*Task statement:* Using the listing below, copy every line that mentions "image".

*Material for this task:*
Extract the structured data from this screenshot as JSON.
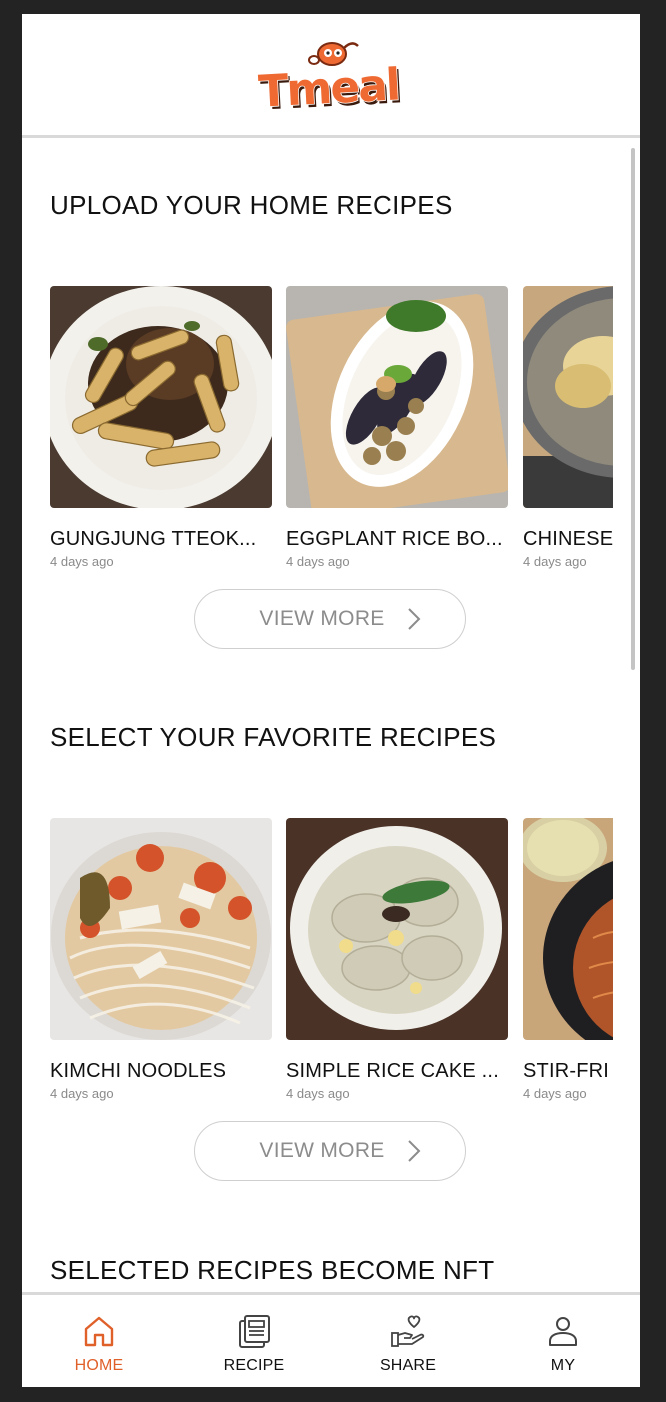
{
  "app": {
    "logo_text": "Tmeal",
    "colors": {
      "accent": "#e0602a",
      "logo_fill": "#ef6a32",
      "text": "#111111",
      "muted": "#8a8a8a"
    }
  },
  "sections": [
    {
      "title": "UPLOAD YOUR HOME RECIPES",
      "cards": [
        {
          "title": "GUNGJUNG TTEOK...",
          "time": "4 days ago",
          "image": "rice-cake-stir-fry-photo"
        },
        {
          "title": "EGGPLANT RICE BO...",
          "time": "4 days ago",
          "image": "eggplant-rice-bowl-photo"
        },
        {
          "title": "CHINESE",
          "time": "4 days ago",
          "image": "chinese-dish-photo"
        }
      ],
      "view_more": "VIEW MORE"
    },
    {
      "title": "SELECT YOUR FAVORITE RECIPES",
      "cards": [
        {
          "title": "KIMCHI NOODLES",
          "time": "4 days ago",
          "image": "kimchi-noodles-photo"
        },
        {
          "title": "SIMPLE RICE CAKE ...",
          "time": "4 days ago",
          "image": "dumpling-soup-photo"
        },
        {
          "title": "STIR-FRI",
          "time": "4 days ago",
          "image": "stir-fried-noodles-photo"
        }
      ],
      "view_more": "VIEW MORE"
    },
    {
      "title": "SELECTED RECIPES BECOME NFT"
    }
  ],
  "bottom_nav": [
    {
      "label": "HOME",
      "icon": "home-icon",
      "active": true
    },
    {
      "label": "RECIPE",
      "icon": "recipe-icon",
      "active": false
    },
    {
      "label": "SHARE",
      "icon": "share-heart-hand-icon",
      "active": false
    },
    {
      "label": "MY",
      "icon": "user-icon",
      "active": false
    }
  ]
}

*Result of this exercise:*
          "image": "rice-cake-stir-fry-photo"
          "image": "eggplant-rice-bowl-photo"
          "image": "chinese-dish-photo"
          "image": "kimchi-noodles-photo"
          "image": "dumpling-soup-photo"
          "image": "stir-fried-noodles-photo"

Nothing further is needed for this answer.